WORK INSTRUCTIONS:
How many lines of the data include the string "this"? State the number and nothing else.

------------------------------------------------------------------------

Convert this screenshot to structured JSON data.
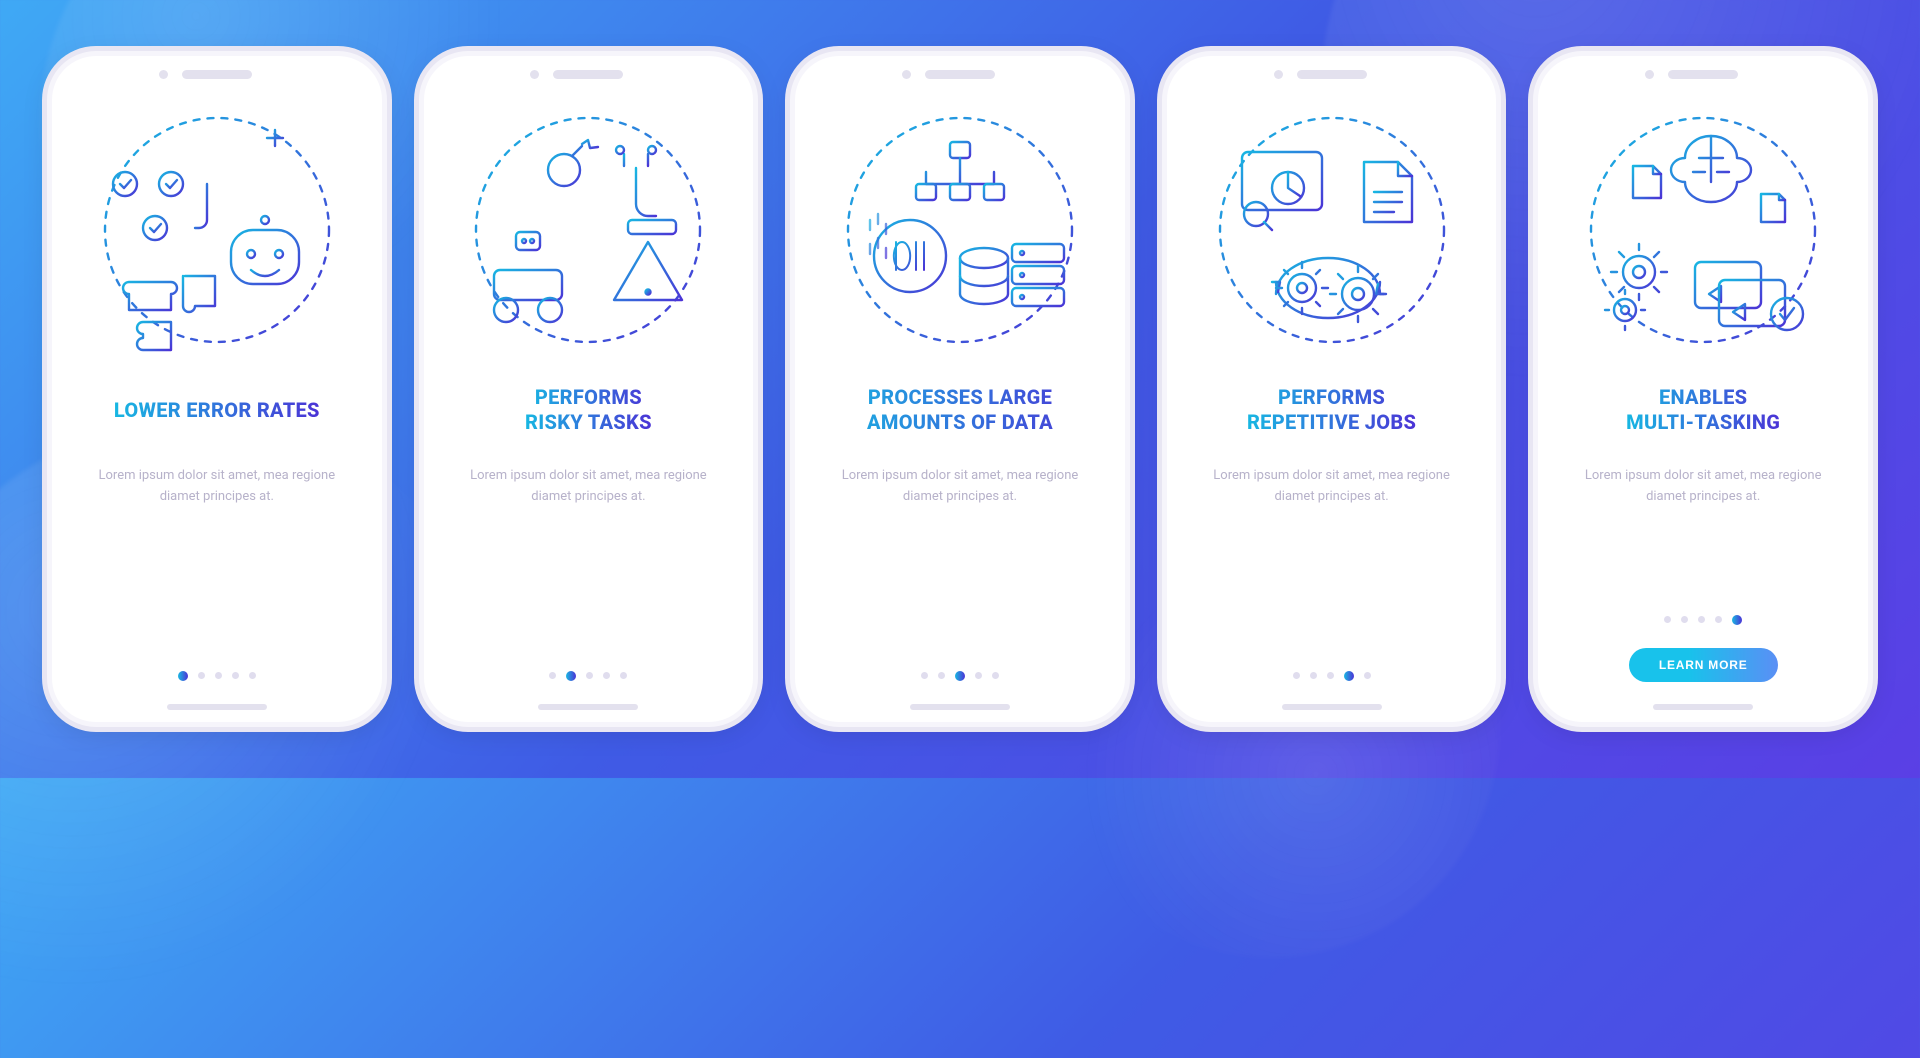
{
  "gradient": {
    "start": "#17B7E2",
    "end": "#4B33D6"
  },
  "cta": {
    "label": "LEARN MORE"
  },
  "pager": {
    "count": 5
  },
  "bodyText": "Lorem ipsum dolor sit amet, mea regione diamet principes at.",
  "cards": [
    {
      "key": "error-rates",
      "title": "LOWER ERROR RATES",
      "iconName": "robot-puzzle-icon",
      "activeIndex": 0
    },
    {
      "key": "risky-tasks",
      "title": "PERFORMS\nRISKY TASKS",
      "iconName": "robot-warning-icon",
      "activeIndex": 1
    },
    {
      "key": "large-data",
      "title": "PROCESSES LARGE AMOUNTS OF DATA",
      "iconName": "database-binary-icon",
      "activeIndex": 2
    },
    {
      "key": "repetitive-jobs",
      "title": "PERFORMS\nREPETITIVE JOBS",
      "iconName": "gears-docs-icon",
      "activeIndex": 3
    },
    {
      "key": "multitasking",
      "title": "ENABLES\nMULTI-TASKING",
      "iconName": "brain-gears-windows-icon",
      "activeIndex": 4
    }
  ]
}
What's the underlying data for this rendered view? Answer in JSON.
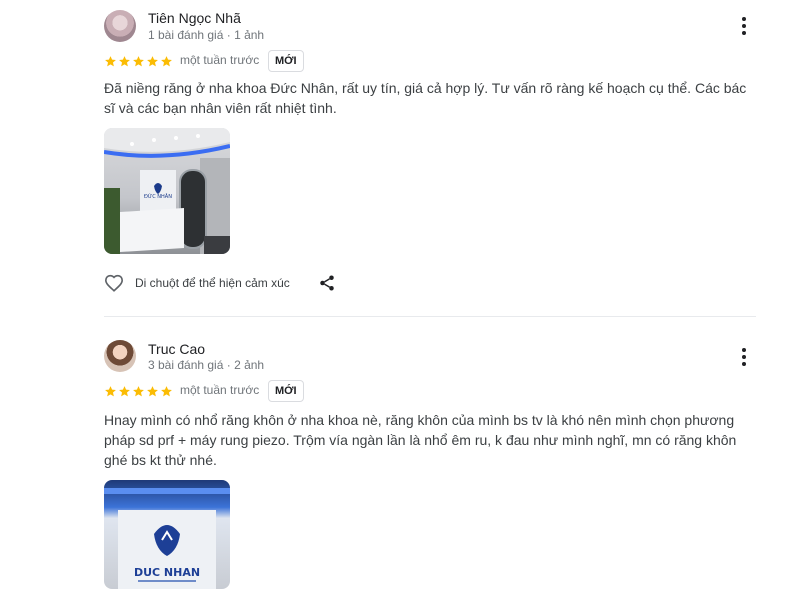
{
  "reviews": [
    {
      "author": "Tiên Ngọc Nhã",
      "meta": "1 bài đánh giá · 1 ảnh",
      "rating": 5,
      "time": "một tuần trước",
      "badge": "MỚI",
      "text": "Đã niềng răng ở nha khoa Đức Nhân, rất uy tín, giá cả hợp lý. Tư vấn rõ ràng kế hoạch cụ thể. Các bác sĩ và các bạn nhân viên rất nhiệt tình.",
      "photo_sign": "ĐỨC NHÂN",
      "reaction_label": "Di chuột để thể hiện cảm xúc"
    },
    {
      "author": "Truc Cao",
      "meta": "3 bài đánh giá · 2 ảnh",
      "rating": 5,
      "time": "một tuần trước",
      "badge": "MỚI",
      "text": "Hnay mình có nhổ răng khôn ở nha khoa nè, răng khôn của mình bs tv là khó nên mình chọn phương pháp sd prf + máy rung piezo. Trộm vía ngàn lần là nhổ êm ru, k đau như mình nghĩ, mn có răng khôn ghé bs kt thử nhé.",
      "photo_sign": "DUC NHAN"
    }
  ],
  "colors": {
    "star": "#fbbc04",
    "icon": "#5f6368",
    "divider": "#e8eaed"
  }
}
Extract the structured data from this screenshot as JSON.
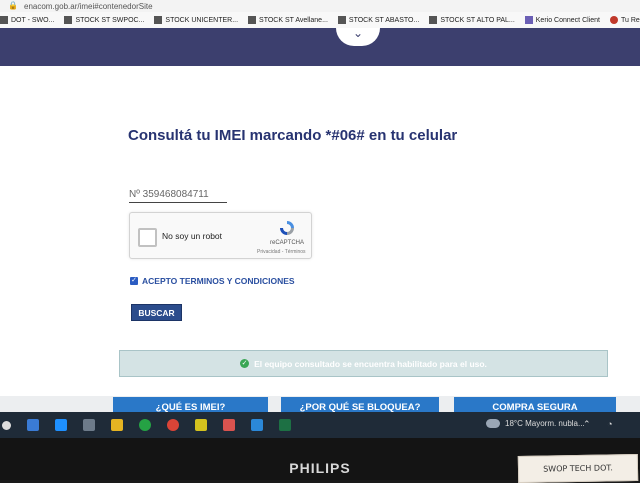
{
  "browser": {
    "url": "enacom.gob.ar/imei#contenedorSite",
    "bookmarks": [
      {
        "label": "DOT - SWO...",
        "icon": "bookmark-icon"
      },
      {
        "label": "STOCK ST SWPOC...",
        "icon": "bookmark-icon"
      },
      {
        "label": "STOCK UNICENTER...",
        "icon": "bookmark-icon"
      },
      {
        "label": "STOCK ST Avellane...",
        "icon": "bookmark-icon"
      },
      {
        "label": "STOCK ST ABASTO...",
        "icon": "bookmark-icon"
      },
      {
        "label": "STOCK ST ALTO PAL...",
        "icon": "bookmark-icon"
      },
      {
        "label": "Kerio Connect Client",
        "icon": "kerio-icon"
      },
      {
        "label": "Tu Re",
        "icon": "bookmark-icon"
      }
    ]
  },
  "page": {
    "title": "Consultá tu IMEI marcando *#06# en tu celular",
    "imei_value": "Nº 359468084711",
    "recaptcha": {
      "label": "No soy un robot",
      "brand": "reCAPTCHA",
      "terms": "Privacidad - Términos"
    },
    "accept_label": "ACEPTO TERMINOS Y CONDICIONES",
    "search_button": "BUSCAR",
    "alert_text": "El equipo consultado se encuentra habilitado para el uso.",
    "bottom_buttons": [
      "¿QUÉ ES IMEI?",
      "¿POR QUÉ SE BLOQUEA?",
      "COMPRA SEGURA"
    ]
  },
  "taskbar": {
    "weather": "18°C  Mayorm. nubla..."
  },
  "monitor": {
    "brand": "PHILIPS",
    "sticker": "SWOP TECH DOT."
  },
  "colors": {
    "header": "#3c3f6e",
    "title": "#273371",
    "button": "#2b4c8c",
    "alert_bg": "#d4e3e4",
    "bottom_button": "#2a78c8"
  }
}
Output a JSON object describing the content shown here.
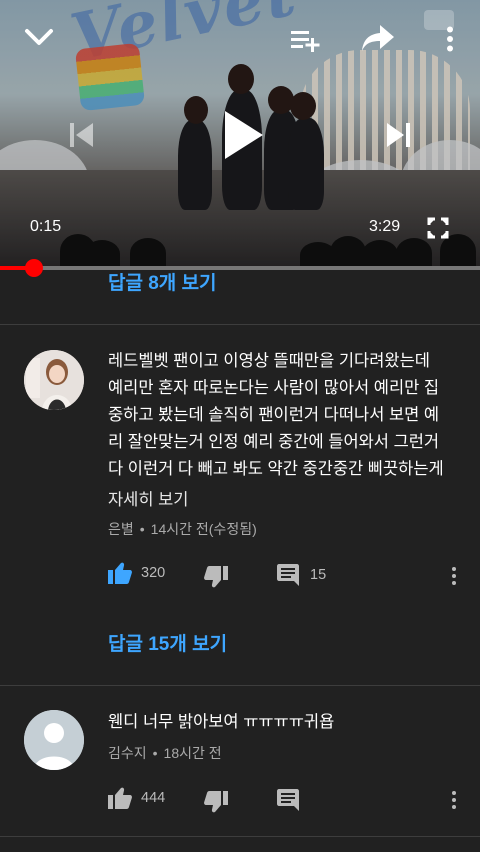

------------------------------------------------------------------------

EXERCISE OUTPUT:
3